Do you all have any opinions about a hip belt on which a barbell attaches between the legs? The belt itself fits around the waist. Supposedly the benefits are to relieve pressure from the back and even it out around the pelvic girdle, especially when doing heavy squats. Please advise.
Once again, I'll start by mentioning that in the fitness/performance industry it is important to try to keep "opinions" or "GYM SCIENCE" out of the picture, as they are usually based on nothing scientifically sound. Rather, one should rely purely on the practical sciences (I.E. biomechanics, functional anatomy, physiology, etc.). That being said, let's look at this device from a practical point of view... ...
Yes, I do know of the hip belts you are referring to. They are, as you mentioned, designed to remove most/all of the load from the spine there by applying it more directly to the hips/lower appendages. Rather than offering my opinion, my question to you and anyone else curious about this device is this:
"WHAT'S THE GOAL?"
If the goal is increased hypertrophy (increased cross-section of muscle tissue), of the legs, than this is a valid option. THIS IS ASSUMING ADEQUATE MUSCLE BALANCE/FLEXIBILITY/NEUROMUSCULAR EFFICIENCY, as well as proper volume, intensity, rest and nutrition are all present, (which is a BIG assumption!).
If you're goal is sports specific, (I.E. increasing vertical leap, or overall lower extremity strength/power), than this tool may/can help to do so when used appropriately. However, not loading the spine may NOT be adequately preparing the spine for the future sports/performance environment from a neurological standpoint.
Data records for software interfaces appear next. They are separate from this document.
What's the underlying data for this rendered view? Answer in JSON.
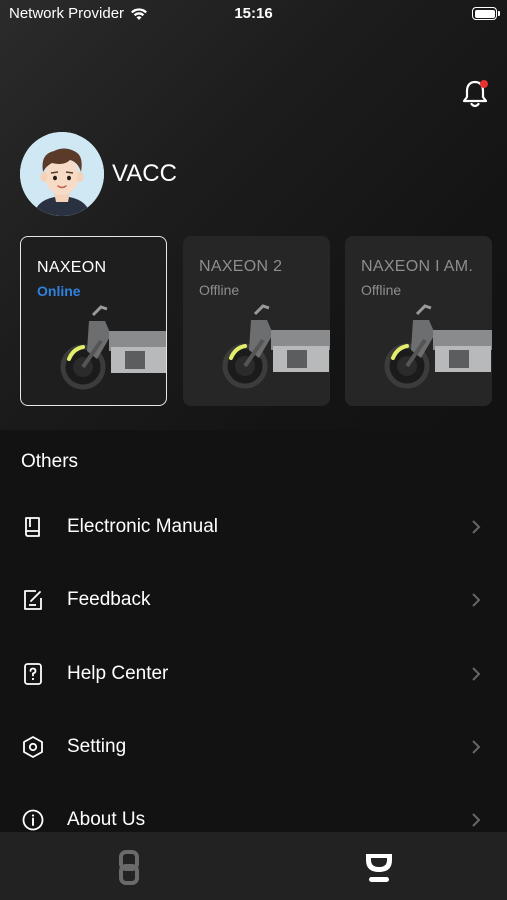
{
  "status_bar": {
    "carrier": "Network Provider",
    "time": "15:16"
  },
  "header": {
    "notification_icon": "bell-icon",
    "has_unread": true
  },
  "profile": {
    "username": "VACC"
  },
  "vehicles": [
    {
      "name": "NAXEON",
      "status": "Online",
      "selected": true
    },
    {
      "name": "NAXEON 2",
      "status": "Offline",
      "selected": false
    },
    {
      "name": "NAXEON I AM.",
      "status": "Offline",
      "selected": false
    }
  ],
  "others": {
    "title": "Others",
    "items": [
      {
        "label": "Electronic Manual",
        "icon": "book-icon"
      },
      {
        "label": "Feedback",
        "icon": "edit-note-icon"
      },
      {
        "label": "Help Center",
        "icon": "question-doc-icon"
      },
      {
        "label": "Setting",
        "icon": "hexagon-gear-icon"
      },
      {
        "label": "About Us",
        "icon": "info-circle-icon"
      }
    ]
  },
  "tab_bar": {
    "tabs": [
      {
        "icon": "vehicle-link-icon"
      },
      {
        "icon": "profile-icon",
        "active": true
      }
    ]
  },
  "colors": {
    "background": "#121212",
    "online": "#2f82e0",
    "badge": "#e8322f",
    "tab_bar": "#222222"
  }
}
Gray Cook, creator of the "Functional Movement Screen" reported results from a similar situation. He found that with the goal of increasing vertical leap by performing squat jumps (total body power with emphasis on the lower extremities), there was a better over all training effect when he placed extrinsic load (elastic tubing in this case), in the hands while the shoulders/arms were overhead (shoulder flexion & abduction), thus placing the load through the entire body VS. attaching the resistance around the hips.
Now, this is not to say that everyone should be squatting with loads on their backs! In fact, many people probably should not be performing loaded squats at all, AT LEAST NOT INITIALLY. Which brings me to my last and most important point.
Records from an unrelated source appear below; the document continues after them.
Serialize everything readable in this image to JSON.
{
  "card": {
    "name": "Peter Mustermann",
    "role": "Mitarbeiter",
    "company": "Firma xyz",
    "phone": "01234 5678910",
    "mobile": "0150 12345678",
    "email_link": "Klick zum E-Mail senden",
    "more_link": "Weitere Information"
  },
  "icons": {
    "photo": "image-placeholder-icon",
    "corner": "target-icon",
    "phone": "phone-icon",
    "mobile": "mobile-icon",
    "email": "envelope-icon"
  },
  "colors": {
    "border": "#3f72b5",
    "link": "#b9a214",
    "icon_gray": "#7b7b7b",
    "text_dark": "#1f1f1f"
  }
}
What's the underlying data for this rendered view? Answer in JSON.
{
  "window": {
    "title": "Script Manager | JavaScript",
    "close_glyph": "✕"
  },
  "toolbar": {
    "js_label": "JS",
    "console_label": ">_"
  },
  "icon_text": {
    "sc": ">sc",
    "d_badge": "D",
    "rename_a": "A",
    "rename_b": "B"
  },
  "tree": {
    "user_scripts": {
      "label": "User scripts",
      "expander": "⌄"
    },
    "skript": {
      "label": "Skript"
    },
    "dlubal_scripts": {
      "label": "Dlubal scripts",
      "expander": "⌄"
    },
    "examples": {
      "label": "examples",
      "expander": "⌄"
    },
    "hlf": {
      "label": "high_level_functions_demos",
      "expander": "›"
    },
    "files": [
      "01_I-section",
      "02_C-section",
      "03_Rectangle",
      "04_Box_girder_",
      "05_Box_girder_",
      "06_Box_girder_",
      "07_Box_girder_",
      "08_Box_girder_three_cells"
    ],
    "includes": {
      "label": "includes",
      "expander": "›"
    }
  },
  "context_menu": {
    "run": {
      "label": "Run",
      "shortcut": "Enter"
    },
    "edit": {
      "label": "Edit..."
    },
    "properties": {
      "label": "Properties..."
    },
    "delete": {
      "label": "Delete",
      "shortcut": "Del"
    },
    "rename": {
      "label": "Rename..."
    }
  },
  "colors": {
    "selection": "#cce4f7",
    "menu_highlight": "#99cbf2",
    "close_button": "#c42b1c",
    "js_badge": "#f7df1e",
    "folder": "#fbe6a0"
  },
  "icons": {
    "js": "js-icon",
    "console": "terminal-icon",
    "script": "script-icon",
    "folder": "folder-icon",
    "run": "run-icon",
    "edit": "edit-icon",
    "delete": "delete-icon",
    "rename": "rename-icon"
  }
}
If and individual chooses this tool as an option BECAUSE he/she is experiencing pain, discomfort, or excess "pressure" in the spine as you stated in your question, than a red flag goes up here. Performing loaded squats on top of what ever musculoskeletal imbalance or dysfunction is causing the pain/pressure/restriction can only result in disaster. This is why a thorough kinetic chain assessment must be performed on all clients/fitness enthusiasts/athletes prior to exercise and training. Proper progression with the goal of adding extrinsic load must follow. This involves flexibility, core stability, and balance progressions, as well as proper basic nutritional requirements.